Finding—and affording—these products is the tricky bit. Few mainstream designers use beaver fur, preferring instead to fluff up their collections with intensively farmed fox and rabbit. One leading American house, whose rails are currently hopping with rabbit-embellished clothes, even told me, with some pride, that they had “never, ever” used beaver. Crocodilian skins tend to be used by the highest of high-end houses: Hermès sells an exquisite pair of narrow-cut Mississippian alligator trousers, but you need a second mortage to afford them.
And though the labelling on clothes has by law to be accurate, there’s often confusion on the shop floor about what’s what. In one ultra-cool boutique in London, I was told that a cowl-necked cape was “definitely beaver”. When I pointed out that the label said it was nutria fur, I was told first that nutria “refers to the colour”, then that the nutria is “a kind of beaver”. This was about as biologically accurate as saying a goat is a kind of sheep.
Yet it’s worth persevering. The green pound, euro or dollar has never been more powerful, driving progress towards sustainable fashion. Buy well, and we’ll all prosper.
Coat, Maison Martin Margiela
This 1950s-look baize coat from Margiela’s menswear line uses sheared Canadian beaver on the collar. Canadian beaver fur comes from sustainably managed, wild animals; almost half of the local trappers are aboriginal, so groups such as the Cree are able to make a living while protecting the wilderness. £1,365
Felt hat, Pachacuti
Pachacuti, certified by the World Fair Trade Organisation as following sustainable environmental and fair-trade practices, uses local sheep’s wool to create its natty felt fedoras. Production water is cleaned and recycled, and dyes are free of heavy metals. £32.90
Mid-length dress, Tesco
A bi-coloured, body-con dress from Tesco’s “From Somewhere to F&F” line that is both flattering and upcycled—made using obsolete textile stock, damaged or endrolls, and pre-consumer waste. £18
Alligator bag, Asprey
This classy, berry-coloured clutch from the British luxury brand Asprey is farmed alligator; wild alligator would be even better, as buying it gives more support to marshland in Louisiana and Florida. £3,900
Vicuna scarf, Esgyrn
Vicuna products that are sold with a CITES certificate—like this over-size, tan-coloured scarf from Esgyrn—support the animal in the wild. The fibre is lighter and softer than cashmere; it’s also more expensive, but there’s little else that feels as pleasurable to wear. £480

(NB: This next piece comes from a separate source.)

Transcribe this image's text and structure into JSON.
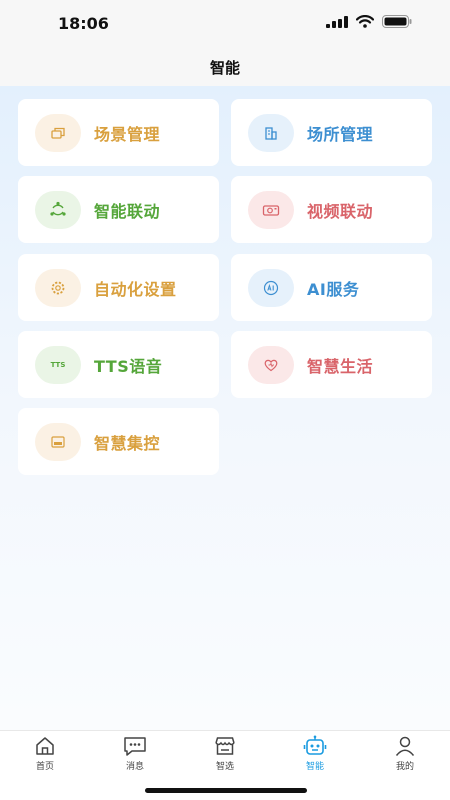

This is the latest in the Sceptical Shopper series, in which undercover experts give impartial advice on how and where to find the best buys. The last instalment was on men's watches. Photographs Neil Mersh, Stylist Beatrice Hurst